According to National Registration Department records, 49,965 divorces were reported in Malaysia in 2017, which means at least 5 marriages break down every hour. Between 2013 and May 31st this year, 17,359 troubled marriages were due to financial issues, followed by 6,574 cases of third-party interference, and 4,884 cases of emotional and physical abuse.
No matter the cause, legally separating from one’s spouse is always an emotionally draining and stressful time – especially in the absence of a sound financial plan or agreement prior to the divorce. Unfortunately, it’s a topic we often avoid, as no one wishes to entertain thoughts about the end of a relationship, especially in the ‘honeymoon’ period. Talking about the possibility of divorce is also culturally regarded as inauspicious, or perceived as a sign of distrust in one’s partner.
In Part 1 of this Special Report, find out from Dato’ Fion Wong, a partner of Shang & Co who is actively involved in matrimonial and family law, how a legally-binding family financial plan can help to provide you with peace of mind. And how it, in fact, may help to protect your marriage.
Adelina: Has the number of divorce cases in Malaysia increased in recent years?
Dato’ Fion: Not substantially, perhaps also because there is a slight decrease in marriages. But what we know for a fact is that financial disputes are increasing. This is why I suggest that couples agree on a Family Financial Planning Agreement. So in the event that divorce happens, they’ll know what to expect and do not have to waste so much time and money on legal fees.
A: What would couples need to know when drafting out a Family Financial Planning Agreement, and what should go into that agreement?
DF: This is a very comprehensive, but very much underutilised, agreement in Malaysia. So couples, whether they’re already in marriage or anticipating marriage, should come across an agreement like this. It should cover how both parties can partner together with their incomes, their existing assets, and with future assets – or even whether they want to do so. They can plan out the goals they want to reach, such as where to get a house and in which year. There should shorter goals, as well as longer ones, such as education funds for the kids, or to retire at a certain age. So, both parties can actually know what to do with everything they have in a very practical way.
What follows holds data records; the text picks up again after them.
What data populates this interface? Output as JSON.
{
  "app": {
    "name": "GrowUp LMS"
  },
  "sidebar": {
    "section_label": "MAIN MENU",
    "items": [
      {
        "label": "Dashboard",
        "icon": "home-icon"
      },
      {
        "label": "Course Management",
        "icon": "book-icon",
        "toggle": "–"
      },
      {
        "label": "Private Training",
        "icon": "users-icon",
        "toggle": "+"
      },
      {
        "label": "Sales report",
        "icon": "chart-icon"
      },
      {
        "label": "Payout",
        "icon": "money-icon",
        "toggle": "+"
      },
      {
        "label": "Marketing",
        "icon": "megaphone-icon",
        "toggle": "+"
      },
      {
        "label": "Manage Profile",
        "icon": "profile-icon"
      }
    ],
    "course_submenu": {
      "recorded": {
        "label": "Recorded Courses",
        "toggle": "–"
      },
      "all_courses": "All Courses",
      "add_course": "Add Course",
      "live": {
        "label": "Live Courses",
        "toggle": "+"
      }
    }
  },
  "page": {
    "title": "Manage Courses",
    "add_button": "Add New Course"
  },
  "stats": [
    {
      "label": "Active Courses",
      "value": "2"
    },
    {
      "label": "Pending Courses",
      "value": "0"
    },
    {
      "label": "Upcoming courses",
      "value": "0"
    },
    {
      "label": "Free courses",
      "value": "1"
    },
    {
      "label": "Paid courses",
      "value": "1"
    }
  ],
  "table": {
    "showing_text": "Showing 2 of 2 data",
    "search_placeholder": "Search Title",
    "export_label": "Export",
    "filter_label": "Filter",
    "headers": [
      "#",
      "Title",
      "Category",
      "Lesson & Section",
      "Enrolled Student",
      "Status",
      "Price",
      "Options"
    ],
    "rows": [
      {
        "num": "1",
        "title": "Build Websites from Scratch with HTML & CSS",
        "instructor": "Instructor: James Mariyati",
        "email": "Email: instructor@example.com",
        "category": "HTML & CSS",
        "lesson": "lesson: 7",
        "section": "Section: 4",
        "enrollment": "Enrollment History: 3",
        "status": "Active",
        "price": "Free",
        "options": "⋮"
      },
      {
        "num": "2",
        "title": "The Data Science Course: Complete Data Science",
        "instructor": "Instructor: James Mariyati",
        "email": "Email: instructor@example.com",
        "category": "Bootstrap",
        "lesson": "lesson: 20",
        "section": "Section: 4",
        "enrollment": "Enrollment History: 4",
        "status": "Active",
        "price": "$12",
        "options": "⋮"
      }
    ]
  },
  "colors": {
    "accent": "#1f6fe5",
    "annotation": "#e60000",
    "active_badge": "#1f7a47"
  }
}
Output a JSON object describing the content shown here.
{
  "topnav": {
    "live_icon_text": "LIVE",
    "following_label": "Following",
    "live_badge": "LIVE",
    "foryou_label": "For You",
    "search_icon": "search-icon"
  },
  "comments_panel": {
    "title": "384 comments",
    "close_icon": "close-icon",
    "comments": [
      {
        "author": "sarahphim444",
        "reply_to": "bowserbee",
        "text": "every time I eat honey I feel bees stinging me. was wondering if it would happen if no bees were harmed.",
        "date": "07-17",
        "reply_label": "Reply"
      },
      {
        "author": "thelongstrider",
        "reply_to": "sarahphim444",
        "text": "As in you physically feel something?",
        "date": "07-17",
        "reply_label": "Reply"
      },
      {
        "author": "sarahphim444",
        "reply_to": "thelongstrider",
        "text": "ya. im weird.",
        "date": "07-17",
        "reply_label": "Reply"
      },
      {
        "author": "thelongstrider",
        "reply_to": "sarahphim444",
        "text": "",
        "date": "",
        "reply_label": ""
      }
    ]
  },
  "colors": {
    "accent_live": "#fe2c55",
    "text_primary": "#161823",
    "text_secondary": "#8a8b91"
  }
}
In fact, I can see that nowadays, romantic relationships are more like a partnership. No matter who has more income, couples should actually start with a goal when it comes to shared finances. For example: “Do you think that we can afford to stay here? Do you think we can afford to send our children there?” You start with questions like these, and then plot your financial goals. When you have these plans drafted up by the professionals, you’re actually compelling each other to do as agreed. You wouldn’t sway and divert too much from what you’ve planned, and it should actually bring you to your goal.
This is what you can actually see in the Family Financial Planning Agreement. As for the second part of it, in the event divorce happens, both parties can decide to agree that the income derived from properties A are to be used for child maintenance, and properties B are to be used for what purpose. They can even draft out what they wish to do during the divorce and after it, For example, how are we going to do a separation and divide the assets. It’s very much advisable to go into as many details as possible, and not leave it vague.